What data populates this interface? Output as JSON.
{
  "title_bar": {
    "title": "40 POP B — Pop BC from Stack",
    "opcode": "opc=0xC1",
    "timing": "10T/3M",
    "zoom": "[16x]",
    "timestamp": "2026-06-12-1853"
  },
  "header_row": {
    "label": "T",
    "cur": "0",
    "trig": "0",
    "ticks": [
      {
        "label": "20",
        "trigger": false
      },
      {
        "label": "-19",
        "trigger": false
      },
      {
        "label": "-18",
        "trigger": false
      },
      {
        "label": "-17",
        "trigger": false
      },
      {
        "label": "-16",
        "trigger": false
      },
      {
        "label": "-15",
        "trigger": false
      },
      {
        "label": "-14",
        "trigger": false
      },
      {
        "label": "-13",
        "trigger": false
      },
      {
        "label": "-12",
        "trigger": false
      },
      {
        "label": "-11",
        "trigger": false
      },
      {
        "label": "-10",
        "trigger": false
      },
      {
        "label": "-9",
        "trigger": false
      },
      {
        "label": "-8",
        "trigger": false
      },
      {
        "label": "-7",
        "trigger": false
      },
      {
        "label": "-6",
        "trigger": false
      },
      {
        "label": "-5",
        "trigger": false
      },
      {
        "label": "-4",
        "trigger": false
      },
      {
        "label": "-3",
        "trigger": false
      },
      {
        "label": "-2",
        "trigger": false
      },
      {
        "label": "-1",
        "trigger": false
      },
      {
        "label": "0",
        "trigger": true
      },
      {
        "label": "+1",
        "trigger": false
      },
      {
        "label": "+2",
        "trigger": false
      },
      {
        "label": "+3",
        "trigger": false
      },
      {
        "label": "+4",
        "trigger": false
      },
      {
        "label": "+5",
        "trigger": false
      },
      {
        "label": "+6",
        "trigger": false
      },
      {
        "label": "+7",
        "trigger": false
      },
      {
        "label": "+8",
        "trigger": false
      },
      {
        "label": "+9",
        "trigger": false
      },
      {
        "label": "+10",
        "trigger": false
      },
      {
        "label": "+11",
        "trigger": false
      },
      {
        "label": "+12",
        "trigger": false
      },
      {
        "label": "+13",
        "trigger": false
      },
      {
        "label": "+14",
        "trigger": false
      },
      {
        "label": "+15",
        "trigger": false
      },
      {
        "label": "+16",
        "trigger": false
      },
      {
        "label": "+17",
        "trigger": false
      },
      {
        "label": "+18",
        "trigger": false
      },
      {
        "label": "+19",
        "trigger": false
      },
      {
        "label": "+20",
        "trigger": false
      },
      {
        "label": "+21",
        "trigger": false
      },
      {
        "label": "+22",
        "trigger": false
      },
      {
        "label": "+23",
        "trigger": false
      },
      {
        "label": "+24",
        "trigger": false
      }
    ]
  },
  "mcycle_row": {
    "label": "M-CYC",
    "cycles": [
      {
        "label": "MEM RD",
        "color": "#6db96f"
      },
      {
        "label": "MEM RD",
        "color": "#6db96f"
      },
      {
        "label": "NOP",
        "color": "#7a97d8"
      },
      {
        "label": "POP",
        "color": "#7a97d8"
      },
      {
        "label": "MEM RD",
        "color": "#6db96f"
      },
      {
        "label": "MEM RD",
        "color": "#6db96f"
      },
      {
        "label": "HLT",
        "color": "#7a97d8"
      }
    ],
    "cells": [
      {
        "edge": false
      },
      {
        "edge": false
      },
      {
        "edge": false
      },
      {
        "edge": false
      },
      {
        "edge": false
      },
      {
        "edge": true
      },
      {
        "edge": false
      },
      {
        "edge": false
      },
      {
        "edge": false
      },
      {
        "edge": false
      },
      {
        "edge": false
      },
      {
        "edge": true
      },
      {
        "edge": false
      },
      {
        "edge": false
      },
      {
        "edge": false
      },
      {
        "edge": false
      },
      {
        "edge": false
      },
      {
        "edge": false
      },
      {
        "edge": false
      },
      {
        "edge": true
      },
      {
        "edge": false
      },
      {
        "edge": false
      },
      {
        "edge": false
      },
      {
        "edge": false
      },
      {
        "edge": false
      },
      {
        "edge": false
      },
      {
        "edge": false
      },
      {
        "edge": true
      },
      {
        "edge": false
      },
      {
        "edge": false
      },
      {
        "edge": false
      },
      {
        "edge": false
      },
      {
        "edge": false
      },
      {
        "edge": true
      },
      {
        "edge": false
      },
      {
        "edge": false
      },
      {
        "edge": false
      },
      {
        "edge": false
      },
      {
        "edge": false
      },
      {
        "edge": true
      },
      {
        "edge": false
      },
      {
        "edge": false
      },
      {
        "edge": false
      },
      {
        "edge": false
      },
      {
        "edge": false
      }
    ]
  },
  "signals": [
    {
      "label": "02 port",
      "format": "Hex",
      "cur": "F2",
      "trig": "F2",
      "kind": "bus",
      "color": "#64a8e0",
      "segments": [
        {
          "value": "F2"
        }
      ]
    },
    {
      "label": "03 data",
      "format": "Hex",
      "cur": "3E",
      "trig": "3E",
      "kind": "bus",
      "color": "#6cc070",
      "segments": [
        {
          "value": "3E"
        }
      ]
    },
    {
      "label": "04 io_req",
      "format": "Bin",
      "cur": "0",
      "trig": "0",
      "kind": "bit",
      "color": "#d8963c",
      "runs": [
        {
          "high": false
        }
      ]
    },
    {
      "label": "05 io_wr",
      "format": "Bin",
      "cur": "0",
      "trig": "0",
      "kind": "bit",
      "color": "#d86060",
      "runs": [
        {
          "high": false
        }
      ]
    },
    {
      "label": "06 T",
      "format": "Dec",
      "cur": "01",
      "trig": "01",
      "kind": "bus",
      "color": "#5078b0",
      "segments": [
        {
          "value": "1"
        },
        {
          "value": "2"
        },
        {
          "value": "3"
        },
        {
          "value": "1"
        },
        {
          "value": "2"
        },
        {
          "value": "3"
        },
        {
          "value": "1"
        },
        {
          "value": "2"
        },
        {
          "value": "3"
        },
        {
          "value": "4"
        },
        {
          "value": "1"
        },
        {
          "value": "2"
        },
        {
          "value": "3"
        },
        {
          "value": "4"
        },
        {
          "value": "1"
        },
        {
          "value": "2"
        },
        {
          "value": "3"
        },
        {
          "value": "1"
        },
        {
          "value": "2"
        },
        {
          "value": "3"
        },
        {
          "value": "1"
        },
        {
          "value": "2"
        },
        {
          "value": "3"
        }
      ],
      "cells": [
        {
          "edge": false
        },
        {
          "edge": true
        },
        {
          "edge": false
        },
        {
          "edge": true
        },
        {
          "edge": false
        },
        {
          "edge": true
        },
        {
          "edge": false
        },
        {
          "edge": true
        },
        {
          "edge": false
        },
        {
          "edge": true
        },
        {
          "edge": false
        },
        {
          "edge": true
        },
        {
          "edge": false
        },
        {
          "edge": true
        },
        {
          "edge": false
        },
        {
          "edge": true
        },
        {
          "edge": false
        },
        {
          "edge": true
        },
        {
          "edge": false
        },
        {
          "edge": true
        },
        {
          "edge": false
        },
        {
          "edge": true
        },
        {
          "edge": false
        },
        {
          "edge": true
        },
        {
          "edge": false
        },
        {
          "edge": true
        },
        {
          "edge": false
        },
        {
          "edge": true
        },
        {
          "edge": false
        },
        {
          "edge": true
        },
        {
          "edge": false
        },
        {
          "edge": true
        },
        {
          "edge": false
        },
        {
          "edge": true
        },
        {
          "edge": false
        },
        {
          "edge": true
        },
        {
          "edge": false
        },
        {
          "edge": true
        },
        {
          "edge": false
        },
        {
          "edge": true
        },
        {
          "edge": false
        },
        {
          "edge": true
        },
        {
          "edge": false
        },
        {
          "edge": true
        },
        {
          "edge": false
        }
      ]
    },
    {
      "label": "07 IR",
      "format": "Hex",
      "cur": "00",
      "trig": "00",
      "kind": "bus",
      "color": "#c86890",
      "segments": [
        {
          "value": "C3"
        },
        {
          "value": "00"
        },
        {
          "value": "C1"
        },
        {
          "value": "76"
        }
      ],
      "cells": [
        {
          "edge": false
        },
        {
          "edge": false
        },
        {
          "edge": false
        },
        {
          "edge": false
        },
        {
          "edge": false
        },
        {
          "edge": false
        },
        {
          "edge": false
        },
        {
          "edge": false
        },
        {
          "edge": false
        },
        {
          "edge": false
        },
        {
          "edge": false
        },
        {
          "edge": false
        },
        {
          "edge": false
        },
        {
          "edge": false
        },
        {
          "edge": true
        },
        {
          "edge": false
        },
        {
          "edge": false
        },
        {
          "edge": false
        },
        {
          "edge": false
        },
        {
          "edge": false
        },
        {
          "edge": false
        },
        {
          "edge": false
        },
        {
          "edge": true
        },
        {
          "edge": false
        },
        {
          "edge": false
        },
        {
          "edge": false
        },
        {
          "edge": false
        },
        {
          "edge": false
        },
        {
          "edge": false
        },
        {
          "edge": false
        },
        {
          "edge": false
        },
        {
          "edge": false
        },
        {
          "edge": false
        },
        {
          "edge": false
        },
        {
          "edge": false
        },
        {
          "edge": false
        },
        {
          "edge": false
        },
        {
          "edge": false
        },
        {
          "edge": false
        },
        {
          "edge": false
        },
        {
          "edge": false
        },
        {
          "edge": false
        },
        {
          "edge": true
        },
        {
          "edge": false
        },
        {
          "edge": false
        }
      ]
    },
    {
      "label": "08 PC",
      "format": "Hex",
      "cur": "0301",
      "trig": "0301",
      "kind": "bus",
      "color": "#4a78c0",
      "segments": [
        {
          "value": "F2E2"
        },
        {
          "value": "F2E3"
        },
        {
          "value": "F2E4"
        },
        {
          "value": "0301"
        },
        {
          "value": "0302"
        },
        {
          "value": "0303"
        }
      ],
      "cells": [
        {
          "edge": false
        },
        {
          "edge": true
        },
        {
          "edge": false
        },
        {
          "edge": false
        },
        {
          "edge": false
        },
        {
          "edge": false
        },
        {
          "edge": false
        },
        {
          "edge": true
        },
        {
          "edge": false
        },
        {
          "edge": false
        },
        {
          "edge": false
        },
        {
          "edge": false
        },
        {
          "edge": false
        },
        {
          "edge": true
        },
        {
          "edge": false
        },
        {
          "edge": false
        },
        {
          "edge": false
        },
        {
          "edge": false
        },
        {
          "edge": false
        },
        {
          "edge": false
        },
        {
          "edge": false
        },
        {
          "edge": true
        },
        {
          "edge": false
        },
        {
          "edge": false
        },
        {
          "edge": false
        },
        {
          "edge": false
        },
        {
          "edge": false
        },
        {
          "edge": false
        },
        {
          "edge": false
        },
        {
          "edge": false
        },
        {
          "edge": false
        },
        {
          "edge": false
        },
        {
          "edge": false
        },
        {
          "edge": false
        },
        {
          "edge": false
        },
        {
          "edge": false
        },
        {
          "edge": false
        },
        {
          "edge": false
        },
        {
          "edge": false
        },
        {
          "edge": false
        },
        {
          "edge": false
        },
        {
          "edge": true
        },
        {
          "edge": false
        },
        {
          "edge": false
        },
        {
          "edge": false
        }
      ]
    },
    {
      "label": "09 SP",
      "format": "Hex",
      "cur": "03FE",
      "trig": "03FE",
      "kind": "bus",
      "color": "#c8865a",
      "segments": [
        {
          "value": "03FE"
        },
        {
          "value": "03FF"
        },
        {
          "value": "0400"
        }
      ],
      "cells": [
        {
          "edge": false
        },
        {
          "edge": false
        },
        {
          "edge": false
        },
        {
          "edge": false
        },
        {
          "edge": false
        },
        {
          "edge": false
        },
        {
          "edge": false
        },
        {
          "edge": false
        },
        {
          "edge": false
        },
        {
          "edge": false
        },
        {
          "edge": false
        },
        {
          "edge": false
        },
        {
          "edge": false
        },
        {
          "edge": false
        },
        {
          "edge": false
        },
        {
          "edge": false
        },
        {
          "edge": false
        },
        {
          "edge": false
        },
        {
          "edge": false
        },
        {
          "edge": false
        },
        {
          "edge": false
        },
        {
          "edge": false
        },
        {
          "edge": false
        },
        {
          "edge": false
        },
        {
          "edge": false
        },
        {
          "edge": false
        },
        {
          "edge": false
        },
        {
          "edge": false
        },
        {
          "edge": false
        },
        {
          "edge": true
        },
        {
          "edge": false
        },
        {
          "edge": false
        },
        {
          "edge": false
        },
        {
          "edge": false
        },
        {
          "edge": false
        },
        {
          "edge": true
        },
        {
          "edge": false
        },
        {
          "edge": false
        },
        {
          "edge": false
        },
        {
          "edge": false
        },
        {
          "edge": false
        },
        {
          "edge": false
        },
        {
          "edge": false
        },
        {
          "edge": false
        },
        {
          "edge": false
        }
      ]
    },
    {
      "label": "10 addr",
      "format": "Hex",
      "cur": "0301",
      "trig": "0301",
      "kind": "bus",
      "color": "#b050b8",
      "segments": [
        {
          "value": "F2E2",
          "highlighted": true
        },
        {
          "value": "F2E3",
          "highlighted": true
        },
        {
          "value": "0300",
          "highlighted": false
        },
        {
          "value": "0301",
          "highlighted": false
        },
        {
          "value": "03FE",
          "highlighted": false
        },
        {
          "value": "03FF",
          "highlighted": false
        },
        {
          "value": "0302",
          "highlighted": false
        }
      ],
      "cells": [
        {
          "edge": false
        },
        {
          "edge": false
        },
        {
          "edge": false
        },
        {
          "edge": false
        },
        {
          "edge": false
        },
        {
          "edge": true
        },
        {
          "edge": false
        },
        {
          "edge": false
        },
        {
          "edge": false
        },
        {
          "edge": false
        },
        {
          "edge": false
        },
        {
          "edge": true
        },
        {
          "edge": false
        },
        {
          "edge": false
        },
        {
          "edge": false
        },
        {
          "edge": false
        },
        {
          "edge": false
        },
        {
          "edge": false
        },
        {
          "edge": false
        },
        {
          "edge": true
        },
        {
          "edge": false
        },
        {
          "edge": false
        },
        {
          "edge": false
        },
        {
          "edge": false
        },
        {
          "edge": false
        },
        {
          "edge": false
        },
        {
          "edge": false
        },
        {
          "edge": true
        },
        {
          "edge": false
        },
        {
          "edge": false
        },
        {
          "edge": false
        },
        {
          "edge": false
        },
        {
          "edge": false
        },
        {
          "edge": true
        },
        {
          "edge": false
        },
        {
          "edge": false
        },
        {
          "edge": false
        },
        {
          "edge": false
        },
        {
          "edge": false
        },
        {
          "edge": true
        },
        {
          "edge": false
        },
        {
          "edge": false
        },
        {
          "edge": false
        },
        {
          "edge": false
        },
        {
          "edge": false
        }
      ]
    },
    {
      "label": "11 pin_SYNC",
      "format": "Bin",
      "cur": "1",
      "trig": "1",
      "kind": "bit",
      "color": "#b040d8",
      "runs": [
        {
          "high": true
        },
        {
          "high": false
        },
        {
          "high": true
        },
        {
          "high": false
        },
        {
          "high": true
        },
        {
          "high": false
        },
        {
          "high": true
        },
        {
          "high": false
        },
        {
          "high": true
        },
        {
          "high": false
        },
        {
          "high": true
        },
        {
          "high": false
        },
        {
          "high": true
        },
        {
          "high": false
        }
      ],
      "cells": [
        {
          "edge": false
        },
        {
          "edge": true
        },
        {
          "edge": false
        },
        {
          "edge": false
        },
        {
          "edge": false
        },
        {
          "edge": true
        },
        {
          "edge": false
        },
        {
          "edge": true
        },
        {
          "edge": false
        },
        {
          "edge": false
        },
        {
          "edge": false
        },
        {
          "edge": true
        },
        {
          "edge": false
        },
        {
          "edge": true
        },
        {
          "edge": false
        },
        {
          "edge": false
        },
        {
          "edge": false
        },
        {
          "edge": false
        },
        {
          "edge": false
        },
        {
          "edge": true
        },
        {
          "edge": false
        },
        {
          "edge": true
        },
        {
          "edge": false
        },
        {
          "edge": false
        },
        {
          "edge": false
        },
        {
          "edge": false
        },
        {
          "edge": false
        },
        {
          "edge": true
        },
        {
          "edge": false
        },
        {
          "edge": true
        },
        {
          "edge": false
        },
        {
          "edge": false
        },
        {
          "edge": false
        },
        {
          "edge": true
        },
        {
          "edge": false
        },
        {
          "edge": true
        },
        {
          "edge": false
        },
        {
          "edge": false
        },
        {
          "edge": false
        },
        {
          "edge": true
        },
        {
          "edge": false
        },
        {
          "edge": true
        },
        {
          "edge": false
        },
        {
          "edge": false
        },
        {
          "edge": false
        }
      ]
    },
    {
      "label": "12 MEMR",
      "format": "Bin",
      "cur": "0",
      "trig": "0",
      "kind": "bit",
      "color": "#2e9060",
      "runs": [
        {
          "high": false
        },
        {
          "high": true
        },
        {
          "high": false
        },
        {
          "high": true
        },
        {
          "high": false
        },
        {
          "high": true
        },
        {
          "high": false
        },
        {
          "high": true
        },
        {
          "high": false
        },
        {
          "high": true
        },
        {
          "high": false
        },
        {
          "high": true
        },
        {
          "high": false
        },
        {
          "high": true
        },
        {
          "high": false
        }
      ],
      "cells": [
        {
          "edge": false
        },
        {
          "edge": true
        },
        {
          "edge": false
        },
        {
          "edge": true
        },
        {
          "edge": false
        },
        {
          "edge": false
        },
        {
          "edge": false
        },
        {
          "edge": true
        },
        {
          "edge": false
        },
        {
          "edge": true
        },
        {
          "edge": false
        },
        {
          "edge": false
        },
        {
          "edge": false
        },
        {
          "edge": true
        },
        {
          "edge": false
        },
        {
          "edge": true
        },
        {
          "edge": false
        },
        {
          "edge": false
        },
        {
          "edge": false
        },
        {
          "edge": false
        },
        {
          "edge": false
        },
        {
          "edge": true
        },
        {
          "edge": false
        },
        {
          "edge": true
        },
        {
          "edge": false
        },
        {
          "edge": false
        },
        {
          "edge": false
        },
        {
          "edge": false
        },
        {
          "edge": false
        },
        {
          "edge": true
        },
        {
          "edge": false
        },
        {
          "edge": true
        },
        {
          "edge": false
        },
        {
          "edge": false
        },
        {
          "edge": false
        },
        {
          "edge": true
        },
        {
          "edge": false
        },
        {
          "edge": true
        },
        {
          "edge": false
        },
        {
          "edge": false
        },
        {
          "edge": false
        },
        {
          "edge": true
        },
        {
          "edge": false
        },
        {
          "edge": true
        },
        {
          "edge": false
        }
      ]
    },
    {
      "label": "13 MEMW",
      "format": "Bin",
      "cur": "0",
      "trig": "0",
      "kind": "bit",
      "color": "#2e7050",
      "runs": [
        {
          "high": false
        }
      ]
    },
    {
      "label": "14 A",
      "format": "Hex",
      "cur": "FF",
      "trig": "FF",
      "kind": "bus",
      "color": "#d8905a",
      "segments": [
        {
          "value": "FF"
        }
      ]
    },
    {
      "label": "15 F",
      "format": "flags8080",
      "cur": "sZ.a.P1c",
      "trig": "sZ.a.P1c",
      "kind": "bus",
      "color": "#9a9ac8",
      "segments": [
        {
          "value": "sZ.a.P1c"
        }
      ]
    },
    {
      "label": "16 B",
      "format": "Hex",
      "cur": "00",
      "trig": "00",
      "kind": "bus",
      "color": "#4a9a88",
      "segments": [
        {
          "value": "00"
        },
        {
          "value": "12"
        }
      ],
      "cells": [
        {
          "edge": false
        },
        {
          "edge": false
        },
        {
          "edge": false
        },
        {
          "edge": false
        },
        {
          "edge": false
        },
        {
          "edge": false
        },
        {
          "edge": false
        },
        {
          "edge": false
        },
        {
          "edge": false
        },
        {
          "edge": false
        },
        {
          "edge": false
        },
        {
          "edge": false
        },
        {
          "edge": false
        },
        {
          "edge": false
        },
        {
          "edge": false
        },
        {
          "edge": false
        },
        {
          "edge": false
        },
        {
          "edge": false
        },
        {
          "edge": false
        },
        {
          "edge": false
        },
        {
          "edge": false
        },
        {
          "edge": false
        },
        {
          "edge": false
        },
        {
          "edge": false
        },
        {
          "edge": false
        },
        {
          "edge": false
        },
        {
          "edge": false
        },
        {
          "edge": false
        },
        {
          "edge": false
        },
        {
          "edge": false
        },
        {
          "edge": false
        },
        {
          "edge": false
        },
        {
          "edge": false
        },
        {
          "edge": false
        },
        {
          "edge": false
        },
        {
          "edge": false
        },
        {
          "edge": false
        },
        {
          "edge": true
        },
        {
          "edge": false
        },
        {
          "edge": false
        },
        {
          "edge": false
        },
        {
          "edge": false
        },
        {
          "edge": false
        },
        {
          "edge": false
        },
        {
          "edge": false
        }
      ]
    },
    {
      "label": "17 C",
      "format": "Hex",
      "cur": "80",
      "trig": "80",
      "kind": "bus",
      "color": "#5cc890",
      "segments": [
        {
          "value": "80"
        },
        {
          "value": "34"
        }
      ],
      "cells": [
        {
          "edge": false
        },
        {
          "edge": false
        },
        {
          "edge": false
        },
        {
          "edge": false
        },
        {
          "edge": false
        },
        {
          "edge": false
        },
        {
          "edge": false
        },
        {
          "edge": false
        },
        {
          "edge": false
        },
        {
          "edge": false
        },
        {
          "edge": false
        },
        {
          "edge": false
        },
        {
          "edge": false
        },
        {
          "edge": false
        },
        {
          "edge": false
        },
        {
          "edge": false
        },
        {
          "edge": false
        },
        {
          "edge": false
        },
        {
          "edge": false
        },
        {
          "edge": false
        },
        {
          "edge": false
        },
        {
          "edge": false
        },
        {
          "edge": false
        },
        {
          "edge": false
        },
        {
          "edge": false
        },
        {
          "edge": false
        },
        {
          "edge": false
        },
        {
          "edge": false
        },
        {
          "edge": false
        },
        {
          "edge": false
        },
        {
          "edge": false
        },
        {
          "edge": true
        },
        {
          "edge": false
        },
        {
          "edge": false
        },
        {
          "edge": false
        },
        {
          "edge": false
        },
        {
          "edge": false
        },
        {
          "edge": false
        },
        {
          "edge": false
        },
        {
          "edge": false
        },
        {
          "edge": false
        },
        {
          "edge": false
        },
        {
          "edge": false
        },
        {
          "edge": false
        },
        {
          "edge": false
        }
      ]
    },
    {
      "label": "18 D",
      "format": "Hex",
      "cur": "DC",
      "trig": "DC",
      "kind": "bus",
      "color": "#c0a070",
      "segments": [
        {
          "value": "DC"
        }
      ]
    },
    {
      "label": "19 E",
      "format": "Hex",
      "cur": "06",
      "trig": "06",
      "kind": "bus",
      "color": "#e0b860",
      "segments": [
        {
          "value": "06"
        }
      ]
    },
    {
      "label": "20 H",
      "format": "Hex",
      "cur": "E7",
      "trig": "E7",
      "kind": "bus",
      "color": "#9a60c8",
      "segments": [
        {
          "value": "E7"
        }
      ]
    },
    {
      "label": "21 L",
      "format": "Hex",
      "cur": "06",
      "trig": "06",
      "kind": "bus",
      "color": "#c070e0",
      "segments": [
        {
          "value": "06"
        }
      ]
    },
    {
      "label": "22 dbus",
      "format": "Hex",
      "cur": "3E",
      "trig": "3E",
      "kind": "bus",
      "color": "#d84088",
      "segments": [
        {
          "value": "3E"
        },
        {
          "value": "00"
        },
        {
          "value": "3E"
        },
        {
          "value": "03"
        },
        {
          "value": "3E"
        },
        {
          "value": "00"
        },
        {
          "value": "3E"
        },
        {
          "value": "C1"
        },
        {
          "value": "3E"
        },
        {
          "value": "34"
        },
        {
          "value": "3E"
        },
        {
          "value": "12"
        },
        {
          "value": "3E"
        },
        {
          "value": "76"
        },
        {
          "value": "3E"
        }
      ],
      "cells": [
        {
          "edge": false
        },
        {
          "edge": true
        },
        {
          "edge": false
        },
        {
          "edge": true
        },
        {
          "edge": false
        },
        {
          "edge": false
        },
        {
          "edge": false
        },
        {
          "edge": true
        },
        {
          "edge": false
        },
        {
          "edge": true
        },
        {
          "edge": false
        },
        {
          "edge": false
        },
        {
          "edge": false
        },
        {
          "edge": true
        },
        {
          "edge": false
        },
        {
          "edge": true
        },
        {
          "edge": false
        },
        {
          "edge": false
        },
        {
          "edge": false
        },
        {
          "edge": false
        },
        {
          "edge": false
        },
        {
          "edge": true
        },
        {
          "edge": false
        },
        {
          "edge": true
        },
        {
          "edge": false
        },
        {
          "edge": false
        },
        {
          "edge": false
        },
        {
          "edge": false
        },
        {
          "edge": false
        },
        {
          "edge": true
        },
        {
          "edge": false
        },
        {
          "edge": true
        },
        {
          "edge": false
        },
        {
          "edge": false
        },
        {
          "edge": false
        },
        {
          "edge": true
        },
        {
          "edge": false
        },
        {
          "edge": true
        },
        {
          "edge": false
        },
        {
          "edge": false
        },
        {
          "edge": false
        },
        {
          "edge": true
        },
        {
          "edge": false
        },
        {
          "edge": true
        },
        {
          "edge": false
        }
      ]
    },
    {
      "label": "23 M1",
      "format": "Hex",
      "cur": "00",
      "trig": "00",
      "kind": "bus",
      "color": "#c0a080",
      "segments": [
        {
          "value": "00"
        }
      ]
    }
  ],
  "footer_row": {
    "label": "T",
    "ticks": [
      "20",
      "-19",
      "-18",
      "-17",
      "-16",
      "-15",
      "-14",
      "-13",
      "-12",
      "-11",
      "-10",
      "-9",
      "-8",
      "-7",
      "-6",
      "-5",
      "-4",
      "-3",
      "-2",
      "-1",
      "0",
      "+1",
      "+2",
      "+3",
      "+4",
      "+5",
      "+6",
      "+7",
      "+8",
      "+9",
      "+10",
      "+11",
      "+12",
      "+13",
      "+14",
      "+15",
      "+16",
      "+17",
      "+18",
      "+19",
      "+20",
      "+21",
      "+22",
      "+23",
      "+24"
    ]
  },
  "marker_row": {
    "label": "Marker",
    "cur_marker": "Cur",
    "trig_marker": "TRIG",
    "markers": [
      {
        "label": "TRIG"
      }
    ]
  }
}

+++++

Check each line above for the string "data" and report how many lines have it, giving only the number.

2